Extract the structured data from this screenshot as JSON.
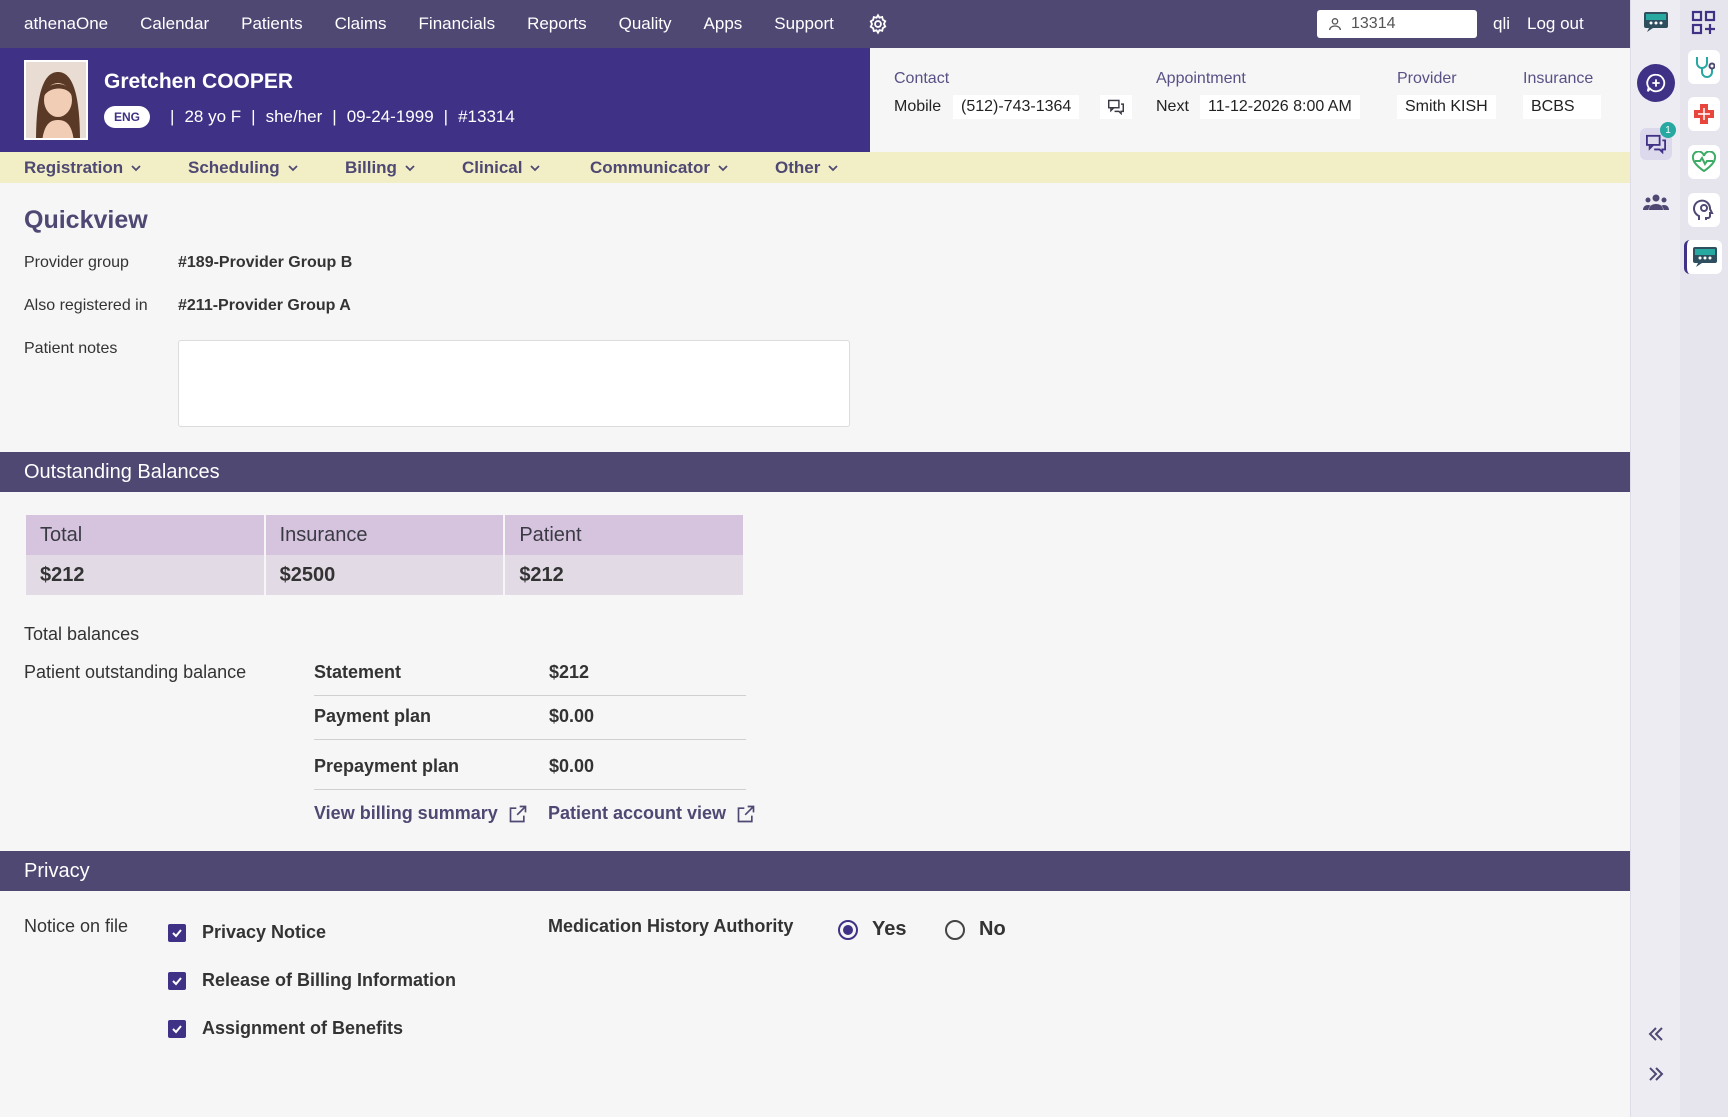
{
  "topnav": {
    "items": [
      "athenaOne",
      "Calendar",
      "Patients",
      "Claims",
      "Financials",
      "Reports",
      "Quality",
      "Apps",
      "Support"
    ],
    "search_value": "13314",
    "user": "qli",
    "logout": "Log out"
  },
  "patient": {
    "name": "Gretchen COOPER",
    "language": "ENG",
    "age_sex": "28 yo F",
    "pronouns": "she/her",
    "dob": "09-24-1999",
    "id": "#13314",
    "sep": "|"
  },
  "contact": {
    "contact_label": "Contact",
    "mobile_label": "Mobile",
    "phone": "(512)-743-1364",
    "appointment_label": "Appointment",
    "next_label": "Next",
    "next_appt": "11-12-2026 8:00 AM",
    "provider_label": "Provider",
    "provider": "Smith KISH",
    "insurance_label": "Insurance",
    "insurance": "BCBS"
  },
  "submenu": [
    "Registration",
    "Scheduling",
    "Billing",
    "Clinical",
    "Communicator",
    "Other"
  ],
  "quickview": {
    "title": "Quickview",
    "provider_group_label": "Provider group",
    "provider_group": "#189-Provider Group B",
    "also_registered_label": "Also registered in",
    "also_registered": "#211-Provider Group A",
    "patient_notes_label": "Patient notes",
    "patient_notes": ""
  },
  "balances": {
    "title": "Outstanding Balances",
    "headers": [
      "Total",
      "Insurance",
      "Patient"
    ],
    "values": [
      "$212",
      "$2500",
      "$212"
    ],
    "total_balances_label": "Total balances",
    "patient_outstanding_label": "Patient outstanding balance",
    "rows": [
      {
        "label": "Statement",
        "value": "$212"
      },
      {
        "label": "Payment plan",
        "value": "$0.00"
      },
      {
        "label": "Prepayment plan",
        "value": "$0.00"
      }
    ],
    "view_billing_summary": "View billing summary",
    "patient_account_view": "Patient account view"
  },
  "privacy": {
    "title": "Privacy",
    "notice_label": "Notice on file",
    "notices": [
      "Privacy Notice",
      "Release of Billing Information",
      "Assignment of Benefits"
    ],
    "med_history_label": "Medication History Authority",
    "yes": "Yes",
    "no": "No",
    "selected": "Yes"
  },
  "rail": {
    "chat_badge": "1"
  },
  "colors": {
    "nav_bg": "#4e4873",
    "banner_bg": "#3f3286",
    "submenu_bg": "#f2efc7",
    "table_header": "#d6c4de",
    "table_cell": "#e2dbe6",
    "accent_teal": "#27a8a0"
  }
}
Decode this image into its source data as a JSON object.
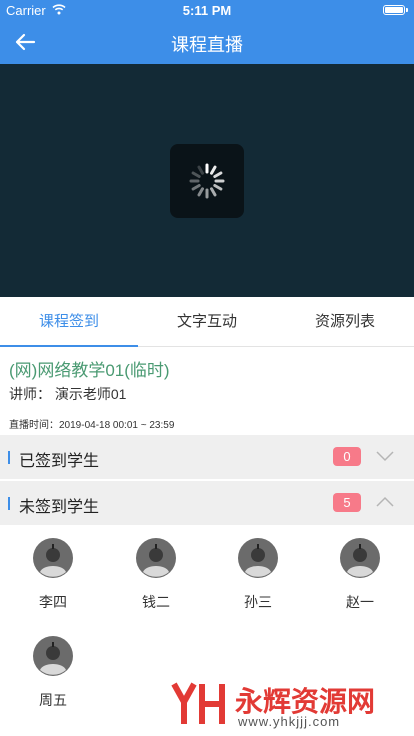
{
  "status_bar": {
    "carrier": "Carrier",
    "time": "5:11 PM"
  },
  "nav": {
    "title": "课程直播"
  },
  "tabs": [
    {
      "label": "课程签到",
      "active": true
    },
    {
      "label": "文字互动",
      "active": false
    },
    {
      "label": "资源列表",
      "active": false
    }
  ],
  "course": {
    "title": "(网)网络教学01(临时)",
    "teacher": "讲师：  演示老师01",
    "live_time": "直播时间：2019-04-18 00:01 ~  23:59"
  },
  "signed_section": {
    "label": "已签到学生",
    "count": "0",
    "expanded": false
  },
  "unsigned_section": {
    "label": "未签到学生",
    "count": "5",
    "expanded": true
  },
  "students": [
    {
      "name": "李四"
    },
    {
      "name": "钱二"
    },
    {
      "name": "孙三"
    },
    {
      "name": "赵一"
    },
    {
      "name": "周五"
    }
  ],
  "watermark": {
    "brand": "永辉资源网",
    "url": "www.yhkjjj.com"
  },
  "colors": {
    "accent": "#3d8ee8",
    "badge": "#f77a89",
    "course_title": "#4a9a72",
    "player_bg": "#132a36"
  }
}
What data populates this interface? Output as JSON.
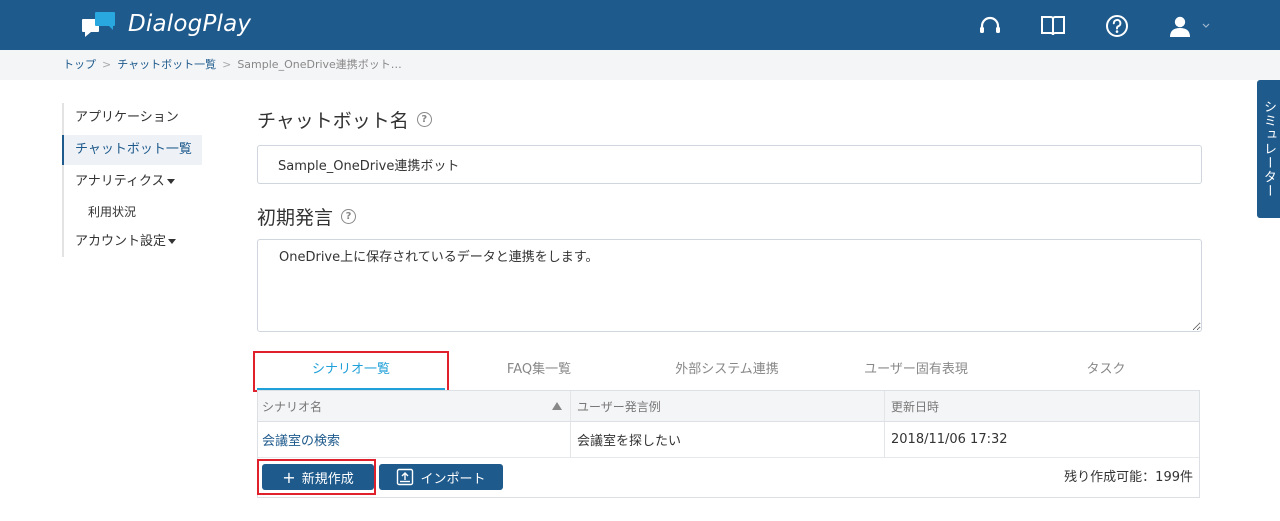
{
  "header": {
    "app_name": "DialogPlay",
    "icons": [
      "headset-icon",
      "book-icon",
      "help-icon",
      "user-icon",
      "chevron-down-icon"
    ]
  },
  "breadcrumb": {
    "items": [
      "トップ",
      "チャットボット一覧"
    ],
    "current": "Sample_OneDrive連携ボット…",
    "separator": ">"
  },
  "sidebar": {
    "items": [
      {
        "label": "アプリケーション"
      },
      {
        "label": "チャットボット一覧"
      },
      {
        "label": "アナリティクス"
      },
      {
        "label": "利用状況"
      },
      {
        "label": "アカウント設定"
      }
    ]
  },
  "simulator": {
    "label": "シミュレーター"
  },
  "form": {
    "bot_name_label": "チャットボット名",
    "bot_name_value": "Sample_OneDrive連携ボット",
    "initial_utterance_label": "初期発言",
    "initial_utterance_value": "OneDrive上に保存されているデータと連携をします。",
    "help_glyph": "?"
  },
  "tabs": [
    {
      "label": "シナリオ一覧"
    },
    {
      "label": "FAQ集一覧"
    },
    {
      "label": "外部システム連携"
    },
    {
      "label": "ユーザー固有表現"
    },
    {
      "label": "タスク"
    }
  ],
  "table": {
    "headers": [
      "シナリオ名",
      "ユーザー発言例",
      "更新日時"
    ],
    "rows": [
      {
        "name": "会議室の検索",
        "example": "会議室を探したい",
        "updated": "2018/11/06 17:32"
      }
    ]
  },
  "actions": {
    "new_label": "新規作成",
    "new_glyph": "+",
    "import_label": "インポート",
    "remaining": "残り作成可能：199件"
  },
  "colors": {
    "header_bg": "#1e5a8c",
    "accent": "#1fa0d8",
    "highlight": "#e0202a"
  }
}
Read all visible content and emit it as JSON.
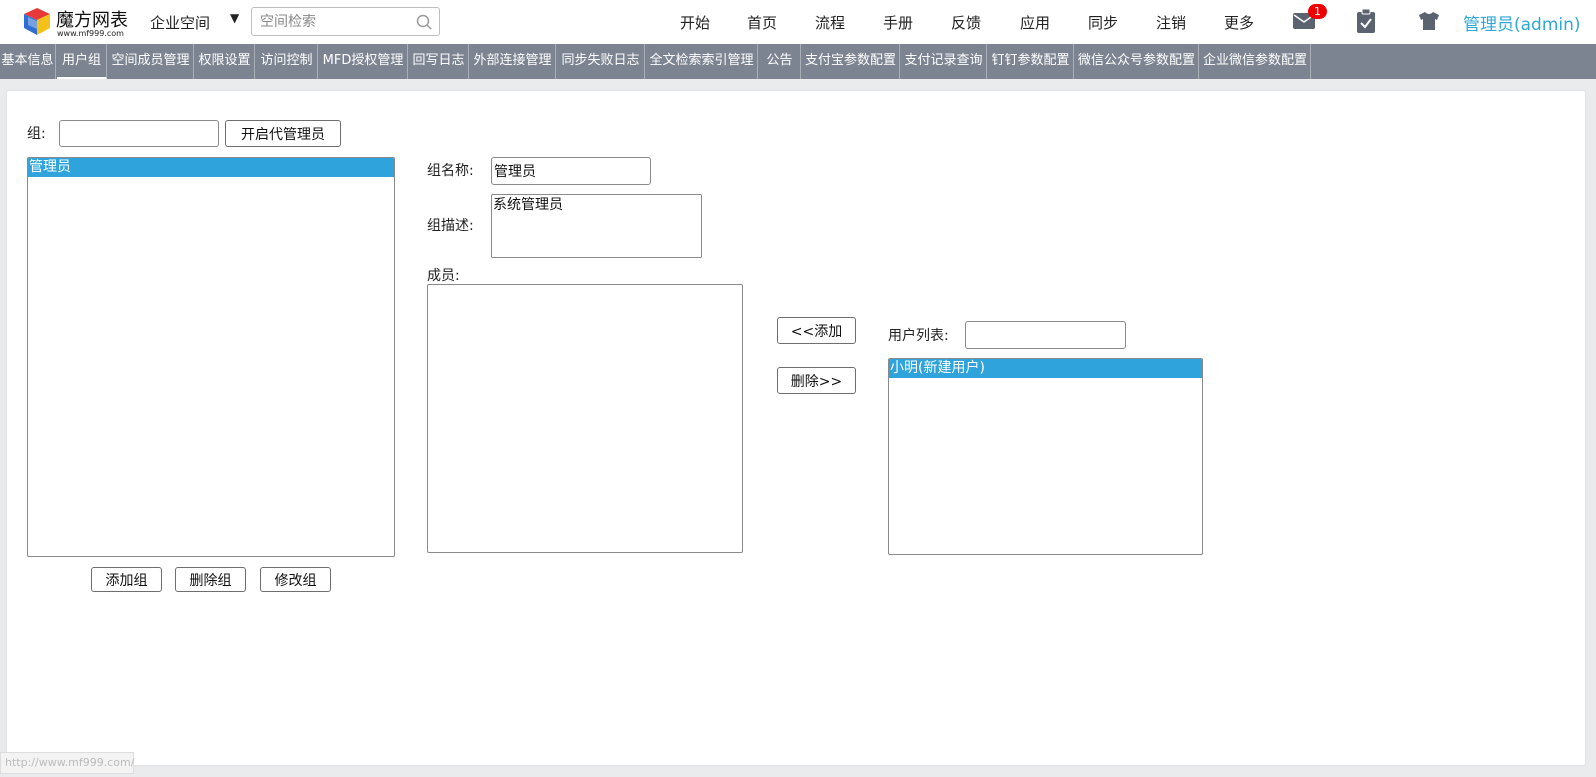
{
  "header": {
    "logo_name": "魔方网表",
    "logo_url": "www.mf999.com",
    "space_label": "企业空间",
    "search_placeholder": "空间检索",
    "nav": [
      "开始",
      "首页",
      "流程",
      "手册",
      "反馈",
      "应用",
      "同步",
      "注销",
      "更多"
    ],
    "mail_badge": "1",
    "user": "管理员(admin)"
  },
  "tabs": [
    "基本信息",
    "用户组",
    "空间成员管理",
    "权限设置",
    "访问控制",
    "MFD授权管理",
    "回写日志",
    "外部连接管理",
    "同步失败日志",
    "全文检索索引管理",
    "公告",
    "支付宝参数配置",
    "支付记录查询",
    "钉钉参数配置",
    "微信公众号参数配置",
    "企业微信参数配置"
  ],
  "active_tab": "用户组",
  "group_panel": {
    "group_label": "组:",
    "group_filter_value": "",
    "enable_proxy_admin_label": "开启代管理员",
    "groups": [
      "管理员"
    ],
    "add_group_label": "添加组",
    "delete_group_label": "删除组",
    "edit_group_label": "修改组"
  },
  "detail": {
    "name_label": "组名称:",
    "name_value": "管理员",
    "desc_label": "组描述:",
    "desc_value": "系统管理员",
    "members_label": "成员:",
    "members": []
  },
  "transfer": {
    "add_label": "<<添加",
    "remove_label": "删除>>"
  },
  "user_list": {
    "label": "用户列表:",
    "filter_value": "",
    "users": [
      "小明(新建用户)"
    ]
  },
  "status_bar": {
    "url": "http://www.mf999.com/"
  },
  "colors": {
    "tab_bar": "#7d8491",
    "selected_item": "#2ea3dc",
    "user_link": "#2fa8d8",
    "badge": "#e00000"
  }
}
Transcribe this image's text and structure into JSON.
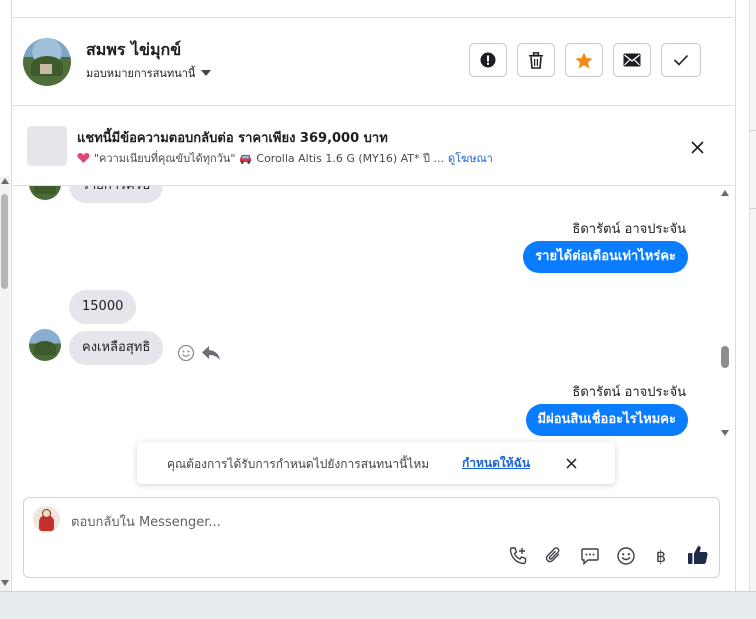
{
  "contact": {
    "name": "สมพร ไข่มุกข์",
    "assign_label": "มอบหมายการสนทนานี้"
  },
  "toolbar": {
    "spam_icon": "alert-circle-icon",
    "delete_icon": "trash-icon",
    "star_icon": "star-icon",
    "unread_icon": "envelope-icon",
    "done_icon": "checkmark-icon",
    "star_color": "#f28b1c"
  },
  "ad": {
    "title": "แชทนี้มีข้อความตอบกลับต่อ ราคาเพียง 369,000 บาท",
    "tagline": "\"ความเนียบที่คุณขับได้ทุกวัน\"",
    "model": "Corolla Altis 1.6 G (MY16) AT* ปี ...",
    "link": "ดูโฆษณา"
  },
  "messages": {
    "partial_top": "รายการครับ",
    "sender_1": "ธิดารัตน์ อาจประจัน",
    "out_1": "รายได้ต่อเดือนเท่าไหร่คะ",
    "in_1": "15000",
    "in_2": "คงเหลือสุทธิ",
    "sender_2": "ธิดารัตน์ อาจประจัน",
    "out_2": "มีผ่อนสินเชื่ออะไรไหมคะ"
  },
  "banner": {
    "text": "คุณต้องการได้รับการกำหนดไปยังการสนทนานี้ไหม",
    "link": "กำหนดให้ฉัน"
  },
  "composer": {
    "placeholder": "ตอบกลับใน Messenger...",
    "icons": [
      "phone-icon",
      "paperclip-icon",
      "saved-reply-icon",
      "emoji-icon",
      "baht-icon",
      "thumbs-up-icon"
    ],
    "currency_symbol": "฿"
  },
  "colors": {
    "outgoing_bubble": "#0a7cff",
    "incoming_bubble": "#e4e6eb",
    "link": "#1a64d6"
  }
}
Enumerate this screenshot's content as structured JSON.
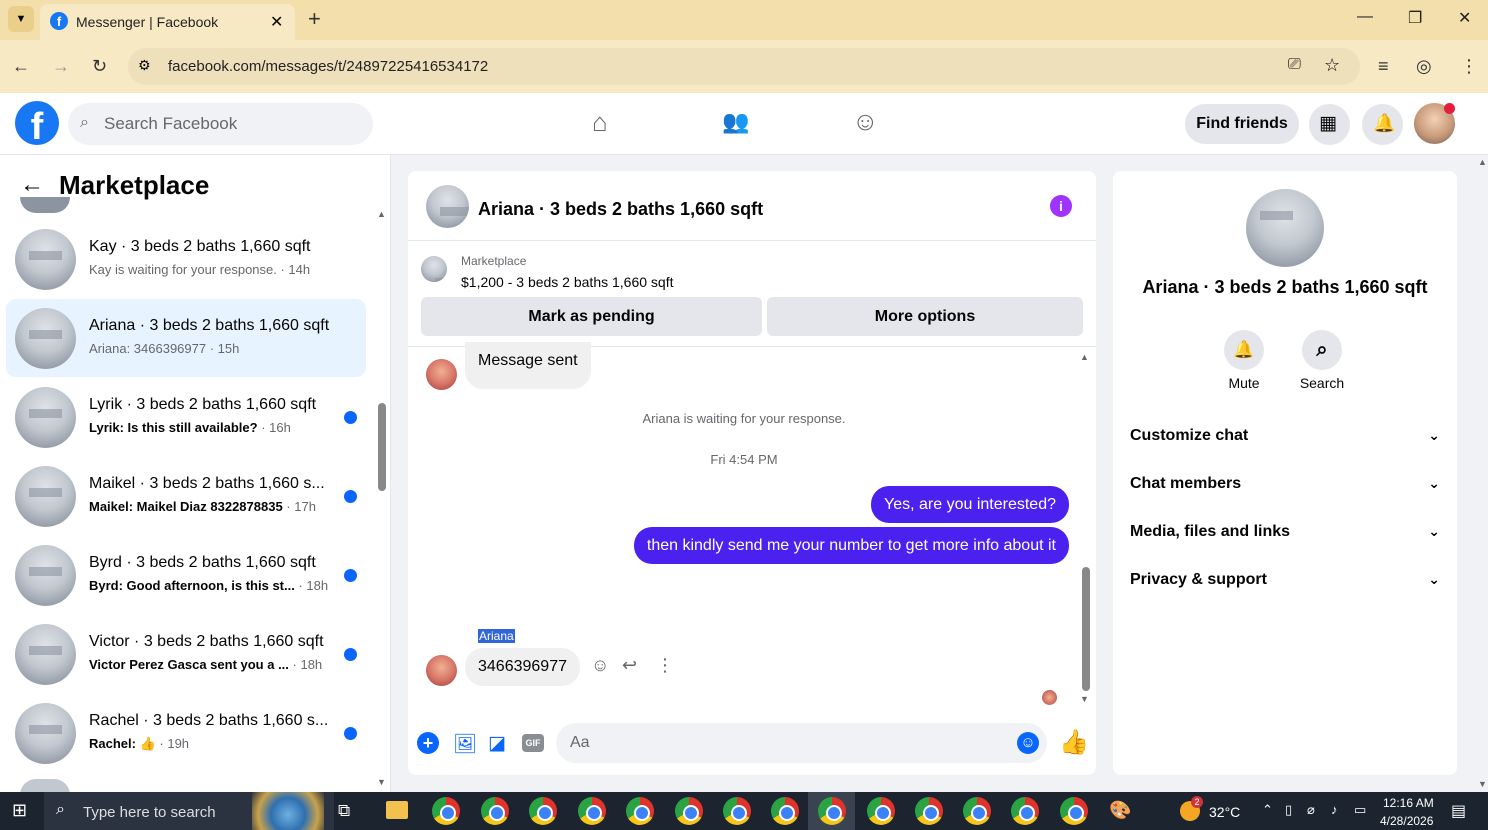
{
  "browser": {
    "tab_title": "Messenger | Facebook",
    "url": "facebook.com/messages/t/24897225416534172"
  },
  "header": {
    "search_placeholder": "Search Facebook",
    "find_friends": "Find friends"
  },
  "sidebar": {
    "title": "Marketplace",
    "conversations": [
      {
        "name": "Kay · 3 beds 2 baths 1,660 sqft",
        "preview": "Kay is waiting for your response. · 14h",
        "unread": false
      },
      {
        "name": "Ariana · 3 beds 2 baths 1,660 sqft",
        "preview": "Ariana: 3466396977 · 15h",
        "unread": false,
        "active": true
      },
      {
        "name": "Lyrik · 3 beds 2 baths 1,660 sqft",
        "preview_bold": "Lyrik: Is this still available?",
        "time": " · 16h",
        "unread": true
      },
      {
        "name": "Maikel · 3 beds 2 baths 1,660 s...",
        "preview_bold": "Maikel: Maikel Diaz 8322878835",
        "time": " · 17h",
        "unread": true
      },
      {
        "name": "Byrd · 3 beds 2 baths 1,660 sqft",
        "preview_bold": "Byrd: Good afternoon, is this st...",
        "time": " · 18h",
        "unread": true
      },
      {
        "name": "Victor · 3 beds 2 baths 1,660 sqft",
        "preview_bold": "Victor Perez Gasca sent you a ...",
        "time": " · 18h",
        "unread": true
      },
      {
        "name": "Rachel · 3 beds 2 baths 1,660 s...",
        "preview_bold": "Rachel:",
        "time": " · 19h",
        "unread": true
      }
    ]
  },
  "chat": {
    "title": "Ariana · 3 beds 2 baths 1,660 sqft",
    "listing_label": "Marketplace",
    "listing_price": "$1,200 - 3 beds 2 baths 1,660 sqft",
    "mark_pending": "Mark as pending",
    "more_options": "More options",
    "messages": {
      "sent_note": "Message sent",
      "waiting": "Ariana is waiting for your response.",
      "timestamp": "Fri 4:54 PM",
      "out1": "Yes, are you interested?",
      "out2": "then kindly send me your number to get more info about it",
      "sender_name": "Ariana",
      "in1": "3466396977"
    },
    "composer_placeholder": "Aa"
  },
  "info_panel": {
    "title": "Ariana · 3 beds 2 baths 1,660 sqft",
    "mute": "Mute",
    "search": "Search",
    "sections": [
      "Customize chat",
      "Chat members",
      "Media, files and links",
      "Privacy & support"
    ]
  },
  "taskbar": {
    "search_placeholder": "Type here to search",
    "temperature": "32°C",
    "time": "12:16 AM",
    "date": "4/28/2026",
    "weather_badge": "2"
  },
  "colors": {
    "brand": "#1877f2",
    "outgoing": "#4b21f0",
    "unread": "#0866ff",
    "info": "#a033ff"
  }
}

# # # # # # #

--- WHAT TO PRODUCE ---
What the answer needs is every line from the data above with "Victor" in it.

--- REPLY TO THE TASK ---
        "name": "Victor · 3 beds 2 baths 1,660 sqft",
        "preview_bold": "Victor Perez Gasca sent you a ...",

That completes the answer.